Among a number of appreciations of Dickinson is a highly detailed, cinematically fluent assessment by Martin Scorsese. The depth of Scorsese's analysis is complemented by some more personal reminiscences by several of Dickinson's former students at the Slade School of Art. These include future film-maker Gavin Millar and academic Charles Barr, who both remember a man who combined an essential Britishness with an international perspective: Dickinson worked in Spain and Africa, as well as making a feature about the creation of the state of Israel. These pieces are warmly unacademic in their recognition of an exceptional teacher.
One of the voices given prominence in the book is that of Dickinson himself. Many of these short extracts give insights into the creation of individual films and Dickinson's working methods, but his political leanings are also revealed in a concise, vivid account of his stay in Spain during the Civil War. His unswerving commitment to the British film industry is apparent in a waspish letter from 1973 to Margaret Thatcher, then Minister for Education and Science. The voice we hear in these writings is full of enthusiasm for his medium, as well as concern for its positive impact in the wider world.
A more traditionally academic approach is provided by a selection of essays examining each of Dickinson's films. These are all lucid and illuminating, but particularly striking is the editors' own contribution, an examination of the tortuous history of Gaslight, perhaps Dickinson's finest cinematic achievement.
A second film of Patrick Hamilton's play was made in Hollywood and its producers set about suppressing Dickinson's version, buying the rights from its UK producer and destroying every print and the original negative. Fortunately, Dickinson succeeded in saving one copy so that today we can see that is the vastly superior of the two films.

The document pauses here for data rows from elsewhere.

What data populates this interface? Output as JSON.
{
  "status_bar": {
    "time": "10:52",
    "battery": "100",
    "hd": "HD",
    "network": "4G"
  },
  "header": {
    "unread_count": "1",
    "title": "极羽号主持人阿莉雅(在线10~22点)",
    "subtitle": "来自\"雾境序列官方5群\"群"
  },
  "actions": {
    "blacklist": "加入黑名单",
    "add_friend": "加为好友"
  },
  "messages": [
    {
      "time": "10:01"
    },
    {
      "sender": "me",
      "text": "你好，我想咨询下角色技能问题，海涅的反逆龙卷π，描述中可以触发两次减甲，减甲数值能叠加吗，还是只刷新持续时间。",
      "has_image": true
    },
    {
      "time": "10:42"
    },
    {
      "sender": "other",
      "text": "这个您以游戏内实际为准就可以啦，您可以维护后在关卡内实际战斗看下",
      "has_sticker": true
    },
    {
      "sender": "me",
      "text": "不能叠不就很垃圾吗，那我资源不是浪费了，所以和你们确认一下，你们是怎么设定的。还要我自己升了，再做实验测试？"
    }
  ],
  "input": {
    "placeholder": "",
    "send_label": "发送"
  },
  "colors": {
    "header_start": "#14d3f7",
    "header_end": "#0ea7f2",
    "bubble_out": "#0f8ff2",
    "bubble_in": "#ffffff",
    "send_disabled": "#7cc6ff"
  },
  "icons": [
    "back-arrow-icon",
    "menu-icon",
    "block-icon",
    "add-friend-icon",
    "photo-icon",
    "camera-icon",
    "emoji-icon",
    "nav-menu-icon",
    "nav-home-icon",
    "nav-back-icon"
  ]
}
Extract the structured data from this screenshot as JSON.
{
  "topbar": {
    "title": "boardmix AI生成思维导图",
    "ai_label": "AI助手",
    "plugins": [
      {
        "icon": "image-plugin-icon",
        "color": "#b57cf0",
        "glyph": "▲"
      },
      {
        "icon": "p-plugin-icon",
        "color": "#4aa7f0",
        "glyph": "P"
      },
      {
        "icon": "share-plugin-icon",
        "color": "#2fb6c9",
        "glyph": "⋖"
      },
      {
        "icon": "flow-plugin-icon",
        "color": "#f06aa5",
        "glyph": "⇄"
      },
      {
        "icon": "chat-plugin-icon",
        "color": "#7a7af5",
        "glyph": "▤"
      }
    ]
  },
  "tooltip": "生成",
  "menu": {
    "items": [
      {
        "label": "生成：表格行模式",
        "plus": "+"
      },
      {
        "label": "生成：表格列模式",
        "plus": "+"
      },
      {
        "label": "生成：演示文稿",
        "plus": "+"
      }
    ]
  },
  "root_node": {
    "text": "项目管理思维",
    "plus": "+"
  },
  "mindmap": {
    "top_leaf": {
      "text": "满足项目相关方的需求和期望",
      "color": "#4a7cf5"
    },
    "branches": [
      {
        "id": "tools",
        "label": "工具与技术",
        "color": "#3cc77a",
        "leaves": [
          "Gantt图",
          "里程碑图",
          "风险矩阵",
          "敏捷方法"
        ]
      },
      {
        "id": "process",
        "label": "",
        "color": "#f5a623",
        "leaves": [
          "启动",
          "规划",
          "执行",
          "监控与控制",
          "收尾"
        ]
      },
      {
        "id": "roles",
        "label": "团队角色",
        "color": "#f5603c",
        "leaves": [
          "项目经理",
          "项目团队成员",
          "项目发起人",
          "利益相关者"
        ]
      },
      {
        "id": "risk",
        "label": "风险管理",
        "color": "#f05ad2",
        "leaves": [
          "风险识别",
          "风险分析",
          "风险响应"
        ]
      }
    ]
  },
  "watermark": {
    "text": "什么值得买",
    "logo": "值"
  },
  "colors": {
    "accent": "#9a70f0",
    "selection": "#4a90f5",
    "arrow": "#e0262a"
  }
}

The level of scholarship is admirable, with a detailed and annotated filmography, extensive bibliographies and information on archive material about Dickinson. There is everything here that students of British cinema will want on Dickinson. For those who have never heard of him, it is a fascinating introduction to a man as complex, humane and varied as the work he produced.
Thorold Dickinson: A World of Film
Edited by Philip Horne and Peter Swaab. Manchester University Press 320pp, £55.00. ISBN 9780719078477. Published 1 September 2008